Lamb that was slain is worthy to receive power and divinity and wisdom and strength and honour; to Him be glory and empire unto the ages of ages (Apocalypse 5:12; 1:6, Introit, Mass of Christ the King).
A Feast of Adoration of the Lamb
Last Sunday was the Feast of Christ the King. As I pondered the Introit of the Mass, I rediscovered the celebration of Christ the King as a feast of the adoration of the Lamb. A week earlier, on Saturday, October 22, in fact, I was in Ireland at the Shrine of Our Lady of Knock, where, together with the Mother of God, Saint Joseph, and Saint John the Evangelist, Our Lord manifested Himself in the form of the Lamb of Sacrifice. Perhaps the grace of Knock was still stirring within my heart, because I understood, in a deeper way, that the Most Holy Eucharist is the Sacrament of the Immolated Lamb.
A Priest’s One Necessary Sermon
The Lamb who is adored in the glory of heaven is present in the Most Holy Sacrament of the Altar here on earth. If a priest were to preach but one sermon from the day of his Ordination until his death, that one sermon could be this: Ecce Agnus Dei, ecce qui tollit peccata mundi; Behold the Lamb of God, behold Him who taketh away the sins of the world (John 1:29).

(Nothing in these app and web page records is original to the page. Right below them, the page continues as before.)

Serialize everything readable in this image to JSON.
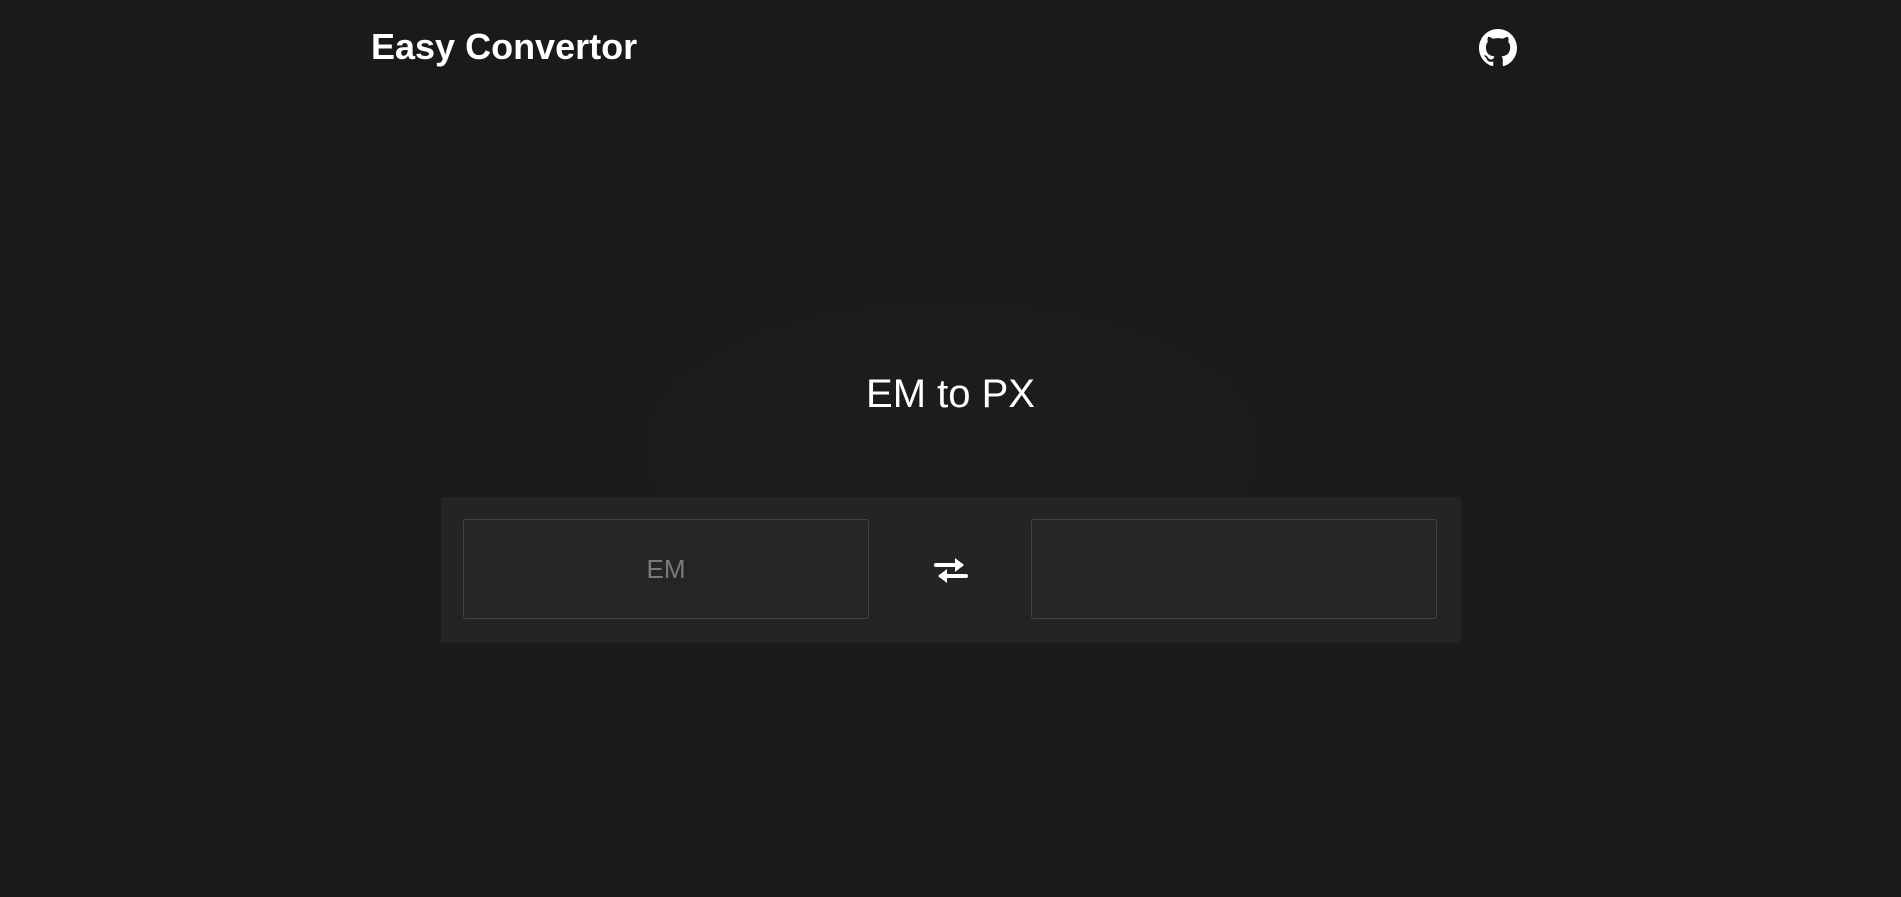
{
  "header": {
    "app_title": "Easy Convertor",
    "github_icon": "github-icon"
  },
  "main": {
    "page_title": "EM to PX",
    "converter": {
      "from_field": {
        "placeholder": "EM",
        "value": ""
      },
      "swap_icon": "swap-arrows-icon",
      "to_field": {
        "placeholder": "",
        "value": ""
      }
    }
  },
  "colors": {
    "background": "#1b1a1a",
    "panel": "#252423",
    "text": "#ffffff",
    "placeholder": "#7c7a78"
  }
}
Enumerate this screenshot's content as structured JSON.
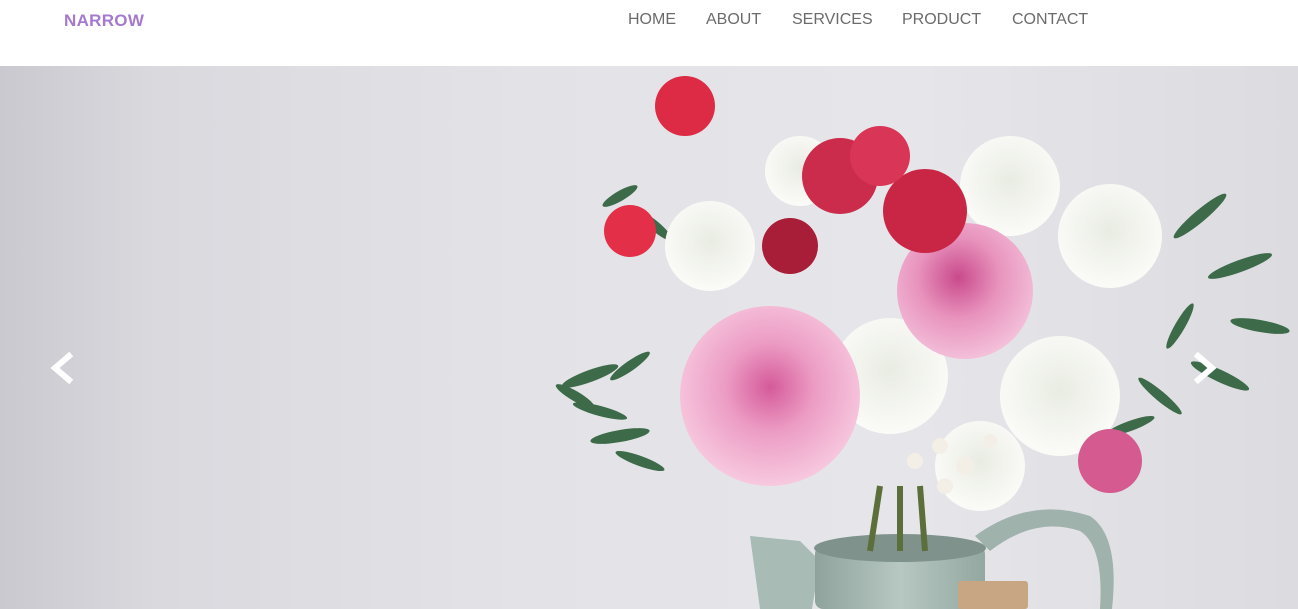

Disappear Into Adoration
The priest is but a herald. He announces the presence of the Immolated Lamb, and then annihilates himself in humble adoration. Adoration leads inexorably to self-effacement. The Lamb is exalted; the herald of the Lamb disappears. The Bridegroom shines forth in all His beauty; the friend of the Bridegroom withdraws, content to listen to the sound of his voice.

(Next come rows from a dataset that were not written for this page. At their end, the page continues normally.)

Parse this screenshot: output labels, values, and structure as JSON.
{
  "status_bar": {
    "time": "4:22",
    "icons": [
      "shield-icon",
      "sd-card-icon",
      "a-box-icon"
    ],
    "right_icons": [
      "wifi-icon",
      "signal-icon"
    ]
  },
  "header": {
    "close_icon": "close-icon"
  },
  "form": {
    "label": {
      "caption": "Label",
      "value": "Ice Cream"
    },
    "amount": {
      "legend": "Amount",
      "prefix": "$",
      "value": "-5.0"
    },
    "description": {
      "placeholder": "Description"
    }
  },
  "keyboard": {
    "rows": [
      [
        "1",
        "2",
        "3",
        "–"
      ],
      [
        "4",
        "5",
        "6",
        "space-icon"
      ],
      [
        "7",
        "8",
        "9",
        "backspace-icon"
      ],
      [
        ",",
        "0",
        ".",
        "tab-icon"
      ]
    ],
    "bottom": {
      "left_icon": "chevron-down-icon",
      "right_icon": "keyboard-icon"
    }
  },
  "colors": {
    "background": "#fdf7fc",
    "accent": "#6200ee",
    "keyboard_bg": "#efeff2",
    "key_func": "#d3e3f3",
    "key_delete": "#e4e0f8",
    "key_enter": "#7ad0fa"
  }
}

A priest’s adoration — be it expressed in the liturgical rites (and especially at Holy Mass) or in silence before the Blessed Sacrament — a priest’s adoration is his praedicatio prima, his primary preaching. Without the praedicatio prima of adoration, no other preaching has credibility or meaning.
Preparing for Heaven
The priest who adores does on earth what the angels and saints do in heaven. He is employed on earth in the worship of the Lamb that will be his everlasting employment, his rest, and his glory in heaven.
The Compass That Orients One’s Priesthood
The priest who is not first an adorer has lost the compass that orients all the rest of his life. The priesthood is ordered to adoration, and the summit of adoration is sacrifice: the immolation of a victim to God. The loss of the spirit of adoration is the ruin of the priesthood.